_ABOUT THIS EXERCISE_:
Every record should be written out again in full, with no character altered.

Records from a data source
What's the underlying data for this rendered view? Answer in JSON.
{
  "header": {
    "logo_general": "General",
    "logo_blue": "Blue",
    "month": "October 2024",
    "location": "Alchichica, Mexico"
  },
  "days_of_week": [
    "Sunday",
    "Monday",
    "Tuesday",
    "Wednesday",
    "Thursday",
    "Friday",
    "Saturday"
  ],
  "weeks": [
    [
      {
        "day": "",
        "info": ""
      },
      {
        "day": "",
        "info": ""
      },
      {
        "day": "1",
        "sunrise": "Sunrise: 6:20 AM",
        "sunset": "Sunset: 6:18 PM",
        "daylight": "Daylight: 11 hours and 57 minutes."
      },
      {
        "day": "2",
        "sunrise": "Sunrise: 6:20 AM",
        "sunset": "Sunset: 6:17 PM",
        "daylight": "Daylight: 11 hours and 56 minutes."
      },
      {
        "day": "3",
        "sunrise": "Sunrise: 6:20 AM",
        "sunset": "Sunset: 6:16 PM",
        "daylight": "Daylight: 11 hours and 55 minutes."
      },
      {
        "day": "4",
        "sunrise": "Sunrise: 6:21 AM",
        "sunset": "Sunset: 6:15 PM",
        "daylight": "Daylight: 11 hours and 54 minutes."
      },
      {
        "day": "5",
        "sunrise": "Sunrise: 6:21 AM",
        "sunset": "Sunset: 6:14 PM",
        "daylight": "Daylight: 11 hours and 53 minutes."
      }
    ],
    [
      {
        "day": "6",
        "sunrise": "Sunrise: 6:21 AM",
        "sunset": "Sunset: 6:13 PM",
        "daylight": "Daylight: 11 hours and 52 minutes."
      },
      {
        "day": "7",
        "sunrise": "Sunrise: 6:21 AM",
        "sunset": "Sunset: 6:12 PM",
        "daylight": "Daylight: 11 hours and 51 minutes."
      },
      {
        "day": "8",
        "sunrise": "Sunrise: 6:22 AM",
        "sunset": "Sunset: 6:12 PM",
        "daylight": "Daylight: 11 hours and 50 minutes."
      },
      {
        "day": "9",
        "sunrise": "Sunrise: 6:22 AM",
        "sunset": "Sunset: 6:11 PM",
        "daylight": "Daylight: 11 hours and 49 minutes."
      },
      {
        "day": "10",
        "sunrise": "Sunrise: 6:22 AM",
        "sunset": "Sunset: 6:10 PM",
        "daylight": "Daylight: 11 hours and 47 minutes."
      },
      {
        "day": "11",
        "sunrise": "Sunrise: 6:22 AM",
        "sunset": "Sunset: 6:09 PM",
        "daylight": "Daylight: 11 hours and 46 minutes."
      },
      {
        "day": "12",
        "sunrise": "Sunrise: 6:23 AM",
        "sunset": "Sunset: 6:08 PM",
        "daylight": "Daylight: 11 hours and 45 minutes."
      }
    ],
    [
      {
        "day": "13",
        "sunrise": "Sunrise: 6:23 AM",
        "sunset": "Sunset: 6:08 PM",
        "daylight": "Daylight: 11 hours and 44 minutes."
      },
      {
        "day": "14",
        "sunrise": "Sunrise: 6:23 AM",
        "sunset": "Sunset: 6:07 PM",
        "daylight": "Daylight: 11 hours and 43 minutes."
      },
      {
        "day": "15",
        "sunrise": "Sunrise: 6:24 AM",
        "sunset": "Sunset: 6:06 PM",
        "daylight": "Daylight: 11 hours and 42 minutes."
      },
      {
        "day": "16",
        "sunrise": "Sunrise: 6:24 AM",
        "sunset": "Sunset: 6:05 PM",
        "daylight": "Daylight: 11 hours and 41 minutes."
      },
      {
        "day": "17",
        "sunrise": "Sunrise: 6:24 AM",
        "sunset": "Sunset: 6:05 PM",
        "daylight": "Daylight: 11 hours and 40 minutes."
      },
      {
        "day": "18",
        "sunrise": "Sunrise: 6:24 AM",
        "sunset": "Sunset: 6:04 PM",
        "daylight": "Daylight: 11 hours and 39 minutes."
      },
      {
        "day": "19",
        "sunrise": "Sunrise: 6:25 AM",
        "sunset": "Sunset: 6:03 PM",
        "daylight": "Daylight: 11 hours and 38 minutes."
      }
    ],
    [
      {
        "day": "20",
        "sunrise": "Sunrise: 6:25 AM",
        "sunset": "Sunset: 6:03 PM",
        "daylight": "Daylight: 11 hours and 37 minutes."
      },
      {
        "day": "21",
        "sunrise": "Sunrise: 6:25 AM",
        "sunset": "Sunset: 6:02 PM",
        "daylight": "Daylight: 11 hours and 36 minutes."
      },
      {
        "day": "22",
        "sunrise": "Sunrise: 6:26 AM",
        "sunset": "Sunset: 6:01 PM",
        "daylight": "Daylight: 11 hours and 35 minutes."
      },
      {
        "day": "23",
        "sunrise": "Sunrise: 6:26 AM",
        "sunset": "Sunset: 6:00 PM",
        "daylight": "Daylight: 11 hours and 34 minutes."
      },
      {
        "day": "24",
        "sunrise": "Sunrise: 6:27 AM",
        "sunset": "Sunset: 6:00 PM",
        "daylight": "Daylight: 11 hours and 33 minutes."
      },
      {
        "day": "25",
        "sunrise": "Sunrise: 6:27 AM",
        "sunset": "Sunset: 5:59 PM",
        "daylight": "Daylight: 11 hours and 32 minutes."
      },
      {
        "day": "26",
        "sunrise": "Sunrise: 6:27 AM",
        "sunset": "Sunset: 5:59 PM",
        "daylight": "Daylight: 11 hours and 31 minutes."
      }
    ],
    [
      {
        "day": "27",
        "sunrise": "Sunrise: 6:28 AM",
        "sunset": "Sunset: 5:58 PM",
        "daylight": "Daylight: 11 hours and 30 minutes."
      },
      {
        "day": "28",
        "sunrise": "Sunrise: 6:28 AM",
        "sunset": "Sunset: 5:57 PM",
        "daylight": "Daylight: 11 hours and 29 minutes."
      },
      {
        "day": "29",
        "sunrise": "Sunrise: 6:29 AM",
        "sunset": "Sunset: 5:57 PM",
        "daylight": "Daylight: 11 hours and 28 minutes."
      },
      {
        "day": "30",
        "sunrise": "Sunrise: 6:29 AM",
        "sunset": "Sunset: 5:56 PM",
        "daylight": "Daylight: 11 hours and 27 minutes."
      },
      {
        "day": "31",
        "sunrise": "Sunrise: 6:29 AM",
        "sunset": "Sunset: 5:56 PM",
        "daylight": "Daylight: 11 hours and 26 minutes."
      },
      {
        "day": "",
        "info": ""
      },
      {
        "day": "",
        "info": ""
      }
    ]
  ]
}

_FINISHED EXERCISE_:
What's the underlying data for this rendered view? Answer in JSON.
{
  "header": {
    "logo_general": "General",
    "logo_blue": "Blue",
    "month": "October 2024",
    "location": "Alchichica, Mexico"
  },
  "days_of_week": [
    "Sunday",
    "Monday",
    "Tuesday",
    "Wednesday",
    "Thursday",
    "Friday",
    "Saturday"
  ],
  "weeks": [
    [
      {
        "day": "",
        "info": ""
      },
      {
        "day": "",
        "info": ""
      },
      {
        "day": "1",
        "sunrise": "Sunrise: 6:20 AM",
        "sunset": "Sunset: 6:18 PM",
        "daylight": "Daylight: 11 hours and 57 minutes."
      },
      {
        "day": "2",
        "sunrise": "Sunrise: 6:20 AM",
        "sunset": "Sunset: 6:17 PM",
        "daylight": "Daylight: 11 hours and 56 minutes."
      },
      {
        "day": "3",
        "sunrise": "Sunrise: 6:20 AM",
        "sunset": "Sunset: 6:16 PM",
        "daylight": "Daylight: 11 hours and 55 minutes."
      },
      {
        "day": "4",
        "sunrise": "Sunrise: 6:21 AM",
        "sunset": "Sunset: 6:15 PM",
        "daylight": "Daylight: 11 hours and 54 minutes."
      },
      {
        "day": "5",
        "sunrise": "Sunrise: 6:21 AM",
        "sunset": "Sunset: 6:14 PM",
        "daylight": "Daylight: 11 hours and 53 minutes."
      }
    ],
    [
      {
        "day": "6",
        "sunrise": "Sunrise: 6:21 AM",
        "sunset": "Sunset: 6:13 PM",
        "daylight": "Daylight: 11 hours and 52 minutes."
      },
      {
        "day": "7",
        "sunrise": "Sunrise: 6:21 AM",
        "sunset": "Sunset: 6:12 PM",
        "daylight": "Daylight: 11 hours and 51 minutes."
      },
      {
        "day": "8",
        "sunrise": "Sunrise: 6:22 AM",
        "sunset": "Sunset: 6:12 PM",
        "daylight": "Daylight: 11 hours and 50 minutes."
      },
      {
        "day": "9",
        "sunrise": "Sunrise: 6:22 AM",
        "sunset": "Sunset: 6:11 PM",
        "daylight": "Daylight: 11 hours and 49 minutes."
      },
      {
        "day": "10",
        "sunrise": "Sunrise: 6:22 AM",
        "sunset": "Sunset: 6:10 PM",
        "daylight": "Daylight: 11 hours and 47 minutes."
      },
      {
        "day": "11",
        "sunrise": "Sunrise: 6:22 AM",
        "sunset": "Sunset: 6:09 PM",
        "daylight": "Daylight: 11 hours and 46 minutes."
      },
      {
        "day": "12",
        "sunrise": "Sunrise: 6:23 AM",
        "sunset": "Sunset: 6:08 PM",
        "daylight": "Daylight: 11 hours and 45 minutes."
      }
    ],
    [
      {
        "day": "13",
        "sunrise": "Sunrise: 6:23 AM",
        "sunset": "Sunset: 6:08 PM",
        "daylight": "Daylight: 11 hours and 44 minutes."
      },
      {
        "day": "14",
        "sunrise": "Sunrise: 6:23 AM",
        "sunset": "Sunset: 6:07 PM",
        "daylight": "Daylight: 11 hours and 43 minutes."
      },
      {
        "day": "15",
        "sunrise": "Sunrise: 6:24 AM",
        "sunset": "Sunset: 6:06 PM",
        "daylight": "Daylight: 11 hours and 42 minutes."
      },
      {
        "day": "16",
        "sunrise": "Sunrise: 6:24 AM",
        "sunset": "Sunset: 6:05 PM",
        "daylight": "Daylight: 11 hours and 41 minutes."
      },
      {
        "day": "17",
        "sunrise": "Sunrise: 6:24 AM",
        "sunset": "Sunset: 6:05 PM",
        "daylight": "Daylight: 11 hours and 40 minutes."
      },
      {
        "day": "18",
        "sunrise": "Sunrise: 6:24 AM",
        "sunset": "Sunset: 6:04 PM",
        "daylight": "Daylight: 11 hours and 39 minutes."
      },
      {
        "day": "19",
        "sunrise": "Sunrise: 6:25 AM",
        "sunset": "Sunset: 6:03 PM",
        "daylight": "Daylight: 11 hours and 38 minutes."
      }
    ],
    [
      {
        "day": "20",
        "sunrise": "Sunrise: 6:25 AM",
        "sunset": "Sunset: 6:03 PM",
        "daylight": "Daylight: 11 hours and 37 minutes."
      },
      {
        "day": "21",
        "sunrise": "Sunrise: 6:25 AM",
        "sunset": "Sunset: 6:02 PM",
        "daylight": "Daylight: 11 hours and 36 minutes."
      },
      {
        "day": "22",
        "sunrise": "Sunrise: 6:26 AM",
        "sunset": "Sunset: 6:01 PM",
        "daylight": "Daylight: 11 hours and 35 minutes."
      },
      {
        "day": "23",
        "sunrise": "Sunrise: 6:26 AM",
        "sunset": "Sunset: 6:00 PM",
        "daylight": "Daylight: 11 hours and 34 minutes."
      },
      {
        "day": "24",
        "sunrise": "Sunrise: 6:27 AM",
        "sunset": "Sunset: 6:00 PM",
        "daylight": "Daylight: 11 hours and 33 minutes."
      },
      {
        "day": "25",
        "sunrise": "Sunrise: 6:27 AM",
        "sunset": "Sunset: 5:59 PM",
        "daylight": "Daylight: 11 hours and 32 minutes."
      },
      {
        "day": "26",
        "sunrise": "Sunrise: 6:27 AM",
        "sunset": "Sunset: 5:59 PM",
        "daylight": "Daylight: 11 hours and 31 minutes."
      }
    ],
    [
      {
        "day": "27",
        "sunrise": "Sunrise: 6:28 AM",
        "sunset": "Sunset: 5:58 PM",
        "daylight": "Daylight: 11 hours and 30 minutes."
      },
      {
        "day": "28",
        "sunrise": "Sunrise: 6:28 AM",
        "sunset": "Sunset: 5:57 PM",
        "daylight": "Daylight: 11 hours and 29 minutes."
      },
      {
        "day": "29",
        "sunrise": "Sunrise: 6:29 AM",
        "sunset": "Sunset: 5:57 PM",
        "daylight": "Daylight: 11 hours and 28 minutes."
      },
      {
        "day": "30",
        "sunrise": "Sunrise: 6:29 AM",
        "sunset": "Sunset: 5:56 PM",
        "daylight": "Daylight: 11 hours and 27 minutes."
      },
      {
        "day": "31",
        "sunrise": "Sunrise: 6:29 AM",
        "sunset": "Sunset: 5:56 PM",
        "daylight": "Daylight: 11 hours and 26 minutes."
      },
      {
        "day": "",
        "info": ""
      },
      {
        "day": "",
        "info": ""
      }
    ]
  ]
}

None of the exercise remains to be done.